[Extracted data entries]
★ ★ ★ ★ ★ ★ ★
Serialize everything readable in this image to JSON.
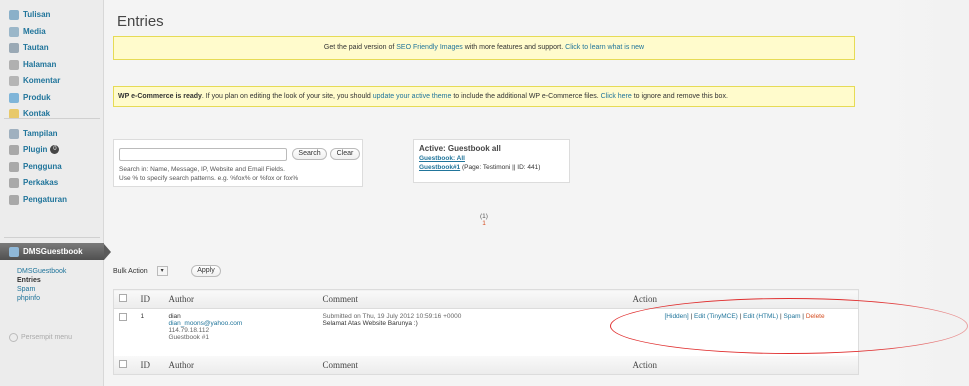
{
  "sidebar": {
    "items": [
      {
        "label": "Tulisan",
        "icon": "pin-icon",
        "color": "#8ab0c9"
      },
      {
        "label": "Media",
        "icon": "media-icon",
        "color": "#9bb7c9"
      },
      {
        "label": "Tautan",
        "icon": "link-icon",
        "color": "#9aa9b5"
      },
      {
        "label": "Halaman",
        "icon": "page-icon",
        "color": "#b0b0b0"
      },
      {
        "label": "Komentar",
        "icon": "comment-icon",
        "color": "#b5b5b5"
      },
      {
        "label": "Produk",
        "icon": "product-icon",
        "color": "#7fb5d9"
      },
      {
        "label": "Kontak",
        "icon": "contact-icon",
        "color": "#e8c96a"
      },
      {
        "label": "Tampilan",
        "icon": "appearance-icon",
        "color": "#9fb0bf"
      },
      {
        "label": "Plugin",
        "icon": "plugin-icon",
        "color": "#a9a9a9",
        "badge": "0"
      },
      {
        "label": "Pengguna",
        "icon": "users-icon",
        "color": "#a9a9a9"
      },
      {
        "label": "Perkakas",
        "icon": "tools-icon",
        "color": "#a9a9a9"
      },
      {
        "label": "Pengaturan",
        "icon": "settings-icon",
        "color": "#a9a9a9"
      }
    ],
    "active": {
      "label": "DMSGuestbook"
    },
    "submenu": [
      "DMSGuestbook",
      "Entries",
      "Spam",
      "phpinfo"
    ],
    "collapse_label": "Persempit menu"
  },
  "page_title": "Entries",
  "notice1": {
    "pre": "Get the paid version of ",
    "link1": "SEO Friendly Images",
    "mid": " with more features and support. ",
    "link2": "Click to learn what is new"
  },
  "notice2": {
    "strong": "WP e-Commerce is ready",
    "pre": ". If you plan on editing the look of your site, you should ",
    "link1": "update your active theme",
    "mid": " to include the additional WP e-Commerce files. ",
    "link2": "Click here",
    "post": " to ignore and remove this box."
  },
  "search": {
    "value": "",
    "search_label": "Search",
    "clear_label": "Clear",
    "hint1": "Search in: Name, Message, IP, Website and Email Fields.",
    "hint2": "Use % to specify search patterns. e.g. %fox% or %fox or fox%"
  },
  "active_guestbook": {
    "title": "Active: Guestbook all",
    "link_all": "Guestbook: All",
    "link_one": "Guestbook#1",
    "page_info": " (Page: Testimoni || ID: 441)"
  },
  "pager": {
    "current": "(1)",
    "page": "1"
  },
  "bulk": {
    "label": "Bulk Action",
    "apply_label": "Apply"
  },
  "table": {
    "headers": [
      "ID",
      "Author",
      "Comment",
      "Action"
    ],
    "rows": [
      {
        "id": "1",
        "author": "dian",
        "email": "dian_moons@yahoo.com",
        "ip": "114.79.18.112",
        "guestbook": "Guestbook #1",
        "submitted": "Submitted on Thu, 19 July 2012 10:59:16 +0000",
        "message": "Selamat Atas Website Barunya :)",
        "actions": {
          "hidden": "[Hidden]",
          "edit_tinymce": "Edit (TinyMCE)",
          "edit_html": "Edit (HTML)",
          "spam": "Spam",
          "delete": "Delete",
          "sep": " | "
        }
      }
    ]
  },
  "colors": {
    "link": "#21759b",
    "notice_bg": "#fffbcc",
    "delete": "#d54e21",
    "annotation": "#e03030"
  }
}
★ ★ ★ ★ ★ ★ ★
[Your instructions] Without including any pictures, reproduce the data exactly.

[Exercise output]
Serialize everything readable in this image to JSON.
{
  "sidebar": {
    "items": [
      {
        "label": "Tulisan",
        "icon": "pin-icon",
        "color": "#8ab0c9"
      },
      {
        "label": "Media",
        "icon": "media-icon",
        "color": "#9bb7c9"
      },
      {
        "label": "Tautan",
        "icon": "link-icon",
        "color": "#9aa9b5"
      },
      {
        "label": "Halaman",
        "icon": "page-icon",
        "color": "#b0b0b0"
      },
      {
        "label": "Komentar",
        "icon": "comment-icon",
        "color": "#b5b5b5"
      },
      {
        "label": "Produk",
        "icon": "product-icon",
        "color": "#7fb5d9"
      },
      {
        "label": "Kontak",
        "icon": "contact-icon",
        "color": "#e8c96a"
      },
      {
        "label": "Tampilan",
        "icon": "appearance-icon",
        "color": "#9fb0bf"
      },
      {
        "label": "Plugin",
        "icon": "plugin-icon",
        "color": "#a9a9a9",
        "badge": "0"
      },
      {
        "label": "Pengguna",
        "icon": "users-icon",
        "color": "#a9a9a9"
      },
      {
        "label": "Perkakas",
        "icon": "tools-icon",
        "color": "#a9a9a9"
      },
      {
        "label": "Pengaturan",
        "icon": "settings-icon",
        "color": "#a9a9a9"
      }
    ],
    "active": {
      "label": "DMSGuestbook"
    },
    "submenu": [
      "DMSGuestbook",
      "Entries",
      "Spam",
      "phpinfo"
    ],
    "collapse_label": "Persempit menu"
  },
  "page_title": "Entries",
  "notice1": {
    "pre": "Get the paid version of ",
    "link1": "SEO Friendly Images",
    "mid": " with more features and support. ",
    "link2": "Click to learn what is new"
  },
  "notice2": {
    "strong": "WP e-Commerce is ready",
    "pre": ". If you plan on editing the look of your site, you should ",
    "link1": "update your active theme",
    "mid": " to include the additional WP e-Commerce files. ",
    "link2": "Click here",
    "post": " to ignore and remove this box."
  },
  "search": {
    "value": "",
    "search_label": "Search",
    "clear_label": "Clear",
    "hint1": "Search in: Name, Message, IP, Website and Email Fields.",
    "hint2": "Use % to specify search patterns. e.g. %fox% or %fox or fox%"
  },
  "active_guestbook": {
    "title": "Active: Guestbook all",
    "link_all": "Guestbook: All",
    "link_one": "Guestbook#1",
    "page_info": " (Page: Testimoni || ID: 441)"
  },
  "pager": {
    "current": "(1)",
    "page": "1"
  },
  "bulk": {
    "label": "Bulk Action",
    "apply_label": "Apply"
  },
  "table": {
    "headers": [
      "ID",
      "Author",
      "Comment",
      "Action"
    ],
    "rows": [
      {
        "id": "1",
        "author": "dian",
        "email": "dian_moons@yahoo.com",
        "ip": "114.79.18.112",
        "guestbook": "Guestbook #1",
        "submitted": "Submitted on Thu, 19 July 2012 10:59:16 +0000",
        "message": "Selamat Atas Website Barunya :)",
        "actions": {
          "hidden": "[Hidden]",
          "edit_tinymce": "Edit (TinyMCE)",
          "edit_html": "Edit (HTML)",
          "spam": "Spam",
          "delete": "Delete",
          "sep": " | "
        }
      }
    ]
  },
  "colors": {
    "link": "#21759b",
    "notice_bg": "#fffbcc",
    "delete": "#d54e21",
    "annotation": "#e03030"
  }
}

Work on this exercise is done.